At one year, the records showed that 50% (30 of patients 60) of patients treated with aflibercept were considered weaned off therapy, compared to 17% of patients (8 of 46) treated with bevacizumab.
For patients who still needed treatment, the intervals between injections was 44% longer (13.1 weeks versus 9.1 weeks) for patients treated with aflibercept than those treated with bevacizumab. Fluid accumulation and progressive vision loss were similar in the two groups.
The total number of injections for patients treated with aflibercept was reduced by 10% (7.2 versus eight) over one year when compared with the standard bimonthly treatment schedule, while the total injections for patients treated with bevacizumab was reduced by 33% (8.7 versus 13) when compared with the standard monthly treatment schedule.
The researchers monitored 56 of the 106 patients for an additional year — 13 of 27 (48%) patients treated with aflibercept remained off treatment at the end of two years, compared with eight of 29 (28%) patients weaned off bevacizumab. Although this was an improvement for patients receiving bevacizumab compared to the first year, it was still an inferior result to that for patients receiving aflibercept.

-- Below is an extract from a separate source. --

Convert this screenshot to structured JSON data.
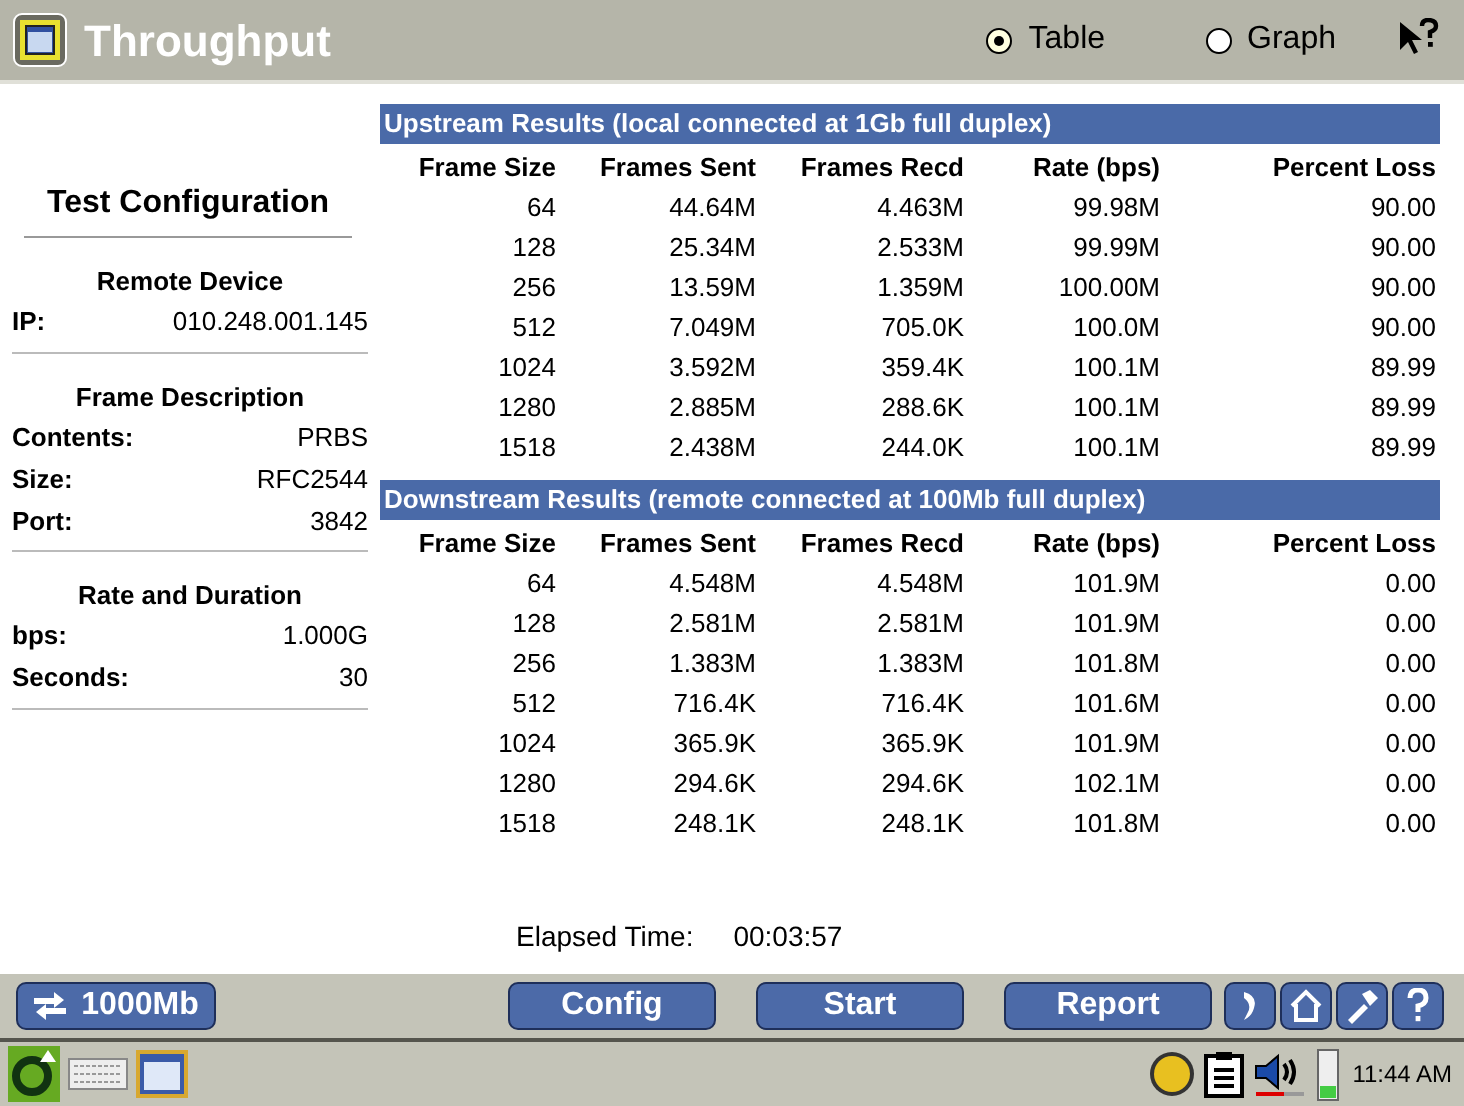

Overall, at two years the number of total injections for patients treated with aflibercept was reduced by 27% (10.2 vs. 14) when compared with the standard bi-monthly treatment schedule while the total injections for patients treated with bevacizumab was reduced by 44% (14 vs. 25) when compared with the standard monthly treatment schedule.
Since both drugs target the same protein, more research may uncover why one drug may be so much more effective than the other. Sodhi is planning molecular studies to investigate differences in how each drug affects the eye that could explain their differing performance.
Other researchers involved in the study include Xuan Cao, Jaron Castillo Sanchez, Tapan Patel, Zhiyong Yang, Chuanyu Guo, and Anuoluwapo Sopeyin of the Johns Hopkins University School of Medicine and Silvia Montaner of the University of Maryland.